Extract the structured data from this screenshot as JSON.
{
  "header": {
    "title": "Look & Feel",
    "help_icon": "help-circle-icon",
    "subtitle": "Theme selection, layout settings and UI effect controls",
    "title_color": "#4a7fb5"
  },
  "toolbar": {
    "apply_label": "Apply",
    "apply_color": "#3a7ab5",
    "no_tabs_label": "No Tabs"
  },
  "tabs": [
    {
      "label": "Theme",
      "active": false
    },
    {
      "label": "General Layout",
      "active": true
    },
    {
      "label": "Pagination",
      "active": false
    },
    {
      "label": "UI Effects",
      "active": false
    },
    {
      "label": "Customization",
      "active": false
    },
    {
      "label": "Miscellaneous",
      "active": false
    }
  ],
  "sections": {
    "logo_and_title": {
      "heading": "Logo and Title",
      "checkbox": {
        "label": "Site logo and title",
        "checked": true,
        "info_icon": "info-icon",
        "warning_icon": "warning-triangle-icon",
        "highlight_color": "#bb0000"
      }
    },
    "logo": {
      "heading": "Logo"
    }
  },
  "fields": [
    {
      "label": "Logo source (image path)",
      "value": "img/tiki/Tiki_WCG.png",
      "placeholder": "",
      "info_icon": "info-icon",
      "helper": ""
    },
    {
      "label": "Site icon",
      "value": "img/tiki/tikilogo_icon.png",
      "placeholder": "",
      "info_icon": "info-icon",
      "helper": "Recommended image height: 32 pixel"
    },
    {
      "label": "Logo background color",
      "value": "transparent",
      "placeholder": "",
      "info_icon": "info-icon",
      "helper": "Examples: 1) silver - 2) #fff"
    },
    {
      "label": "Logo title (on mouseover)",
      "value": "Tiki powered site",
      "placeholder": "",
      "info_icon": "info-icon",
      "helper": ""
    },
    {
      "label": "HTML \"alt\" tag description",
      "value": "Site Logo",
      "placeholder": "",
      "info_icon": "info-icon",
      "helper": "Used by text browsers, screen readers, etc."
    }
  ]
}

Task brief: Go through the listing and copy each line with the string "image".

Solution:
      "label": "Logo source (image path)",
      "helper": "Recommended image height: 32 pixel"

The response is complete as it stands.